Raise awareness on the role innovation plays in unlocking the potential for achieving sustainable food and agriculture. Agriculture must innovate to meet global demands, and innovation plays a critical role in making agriculture more competitive and sustainable. It is important to ensure the presence of favorable conditions, of an enabling environment, which fosters and unlocks the potential of innovation.

Coordinate action among sectors and with partners to strengthen impact. FAO offers a platform for participatory dialogue among the diverse range of stakeholders and decision-makers, to develop new partnerships and business models that involving the public and private sectors, civil society, research, extension and farmer organizations.

Scale up innovation through strategic partnerships, policies, investments. Scaling up innovation in agriculture requires significant commitment from all stakeholders and decision-makers. This includes farmer capacity-building, improved policy, a redirection of finances and investment, more inclusive and diversified food systems, a change in consumer behavior, strengthened producer organizations, and new partnerships between small-scale producers and entrepreneurs and the larger scale private sector actors.

Engage youth. Agriculture is an essential driver of economic development and can create jobs for young people by harnessing opportunities in agribusiness entrepreneurship and innovations, including in ICT innovations, along the entire value chain. This can contribute to improving the agriculture sector’s image by increasing productivity and returns on investment and providing new and different employment opportunities.

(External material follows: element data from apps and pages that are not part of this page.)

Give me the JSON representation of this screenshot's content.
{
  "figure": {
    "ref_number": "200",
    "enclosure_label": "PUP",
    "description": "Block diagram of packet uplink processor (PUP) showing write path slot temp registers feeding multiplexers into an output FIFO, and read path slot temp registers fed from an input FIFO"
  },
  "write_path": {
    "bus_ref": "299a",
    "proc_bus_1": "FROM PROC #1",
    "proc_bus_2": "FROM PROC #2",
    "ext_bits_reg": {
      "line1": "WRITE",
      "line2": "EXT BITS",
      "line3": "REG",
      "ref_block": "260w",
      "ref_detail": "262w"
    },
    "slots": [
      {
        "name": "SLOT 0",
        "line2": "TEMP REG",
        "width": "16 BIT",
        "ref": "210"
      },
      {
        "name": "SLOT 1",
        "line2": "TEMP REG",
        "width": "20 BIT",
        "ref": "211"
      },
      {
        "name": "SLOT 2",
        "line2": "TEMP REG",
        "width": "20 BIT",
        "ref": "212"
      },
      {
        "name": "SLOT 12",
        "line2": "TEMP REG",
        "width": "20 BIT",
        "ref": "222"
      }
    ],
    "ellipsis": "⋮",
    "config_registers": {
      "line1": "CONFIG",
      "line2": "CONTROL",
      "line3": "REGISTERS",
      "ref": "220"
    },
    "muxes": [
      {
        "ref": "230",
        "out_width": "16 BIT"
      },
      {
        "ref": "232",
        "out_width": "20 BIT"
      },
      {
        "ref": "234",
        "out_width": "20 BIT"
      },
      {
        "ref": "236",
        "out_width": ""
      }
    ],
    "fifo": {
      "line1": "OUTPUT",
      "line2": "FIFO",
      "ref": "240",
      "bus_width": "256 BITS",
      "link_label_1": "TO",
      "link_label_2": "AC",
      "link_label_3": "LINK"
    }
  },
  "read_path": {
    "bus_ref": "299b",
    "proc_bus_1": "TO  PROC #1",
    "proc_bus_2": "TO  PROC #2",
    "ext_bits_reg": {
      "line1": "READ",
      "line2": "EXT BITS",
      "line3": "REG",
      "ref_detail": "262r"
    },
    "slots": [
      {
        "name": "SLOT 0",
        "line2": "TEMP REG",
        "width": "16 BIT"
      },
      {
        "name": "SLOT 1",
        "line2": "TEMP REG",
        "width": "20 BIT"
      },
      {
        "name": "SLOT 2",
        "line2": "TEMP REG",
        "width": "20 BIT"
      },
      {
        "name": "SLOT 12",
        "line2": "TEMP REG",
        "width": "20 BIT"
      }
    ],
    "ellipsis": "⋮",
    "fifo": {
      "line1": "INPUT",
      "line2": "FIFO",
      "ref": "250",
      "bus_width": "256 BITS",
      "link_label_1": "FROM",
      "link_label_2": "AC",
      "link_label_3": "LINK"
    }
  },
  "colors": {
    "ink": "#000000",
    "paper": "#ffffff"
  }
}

Foster private sector commitment. Cooperation among countries and with the private sector have proven effective and offer a myriad of development solutions – knowledge, experiences, good practices, innovative policies, technologies and resources – that have proven cost-effective and have huge potential to be up-scaled for the benefit of others. It provides complementary advantages and expertise to build more solutions, develop new tools, and innovate. FAO recognizes that the private sector is a key stakeholder in the fight against food insecurity, malnutrition and rural poverty.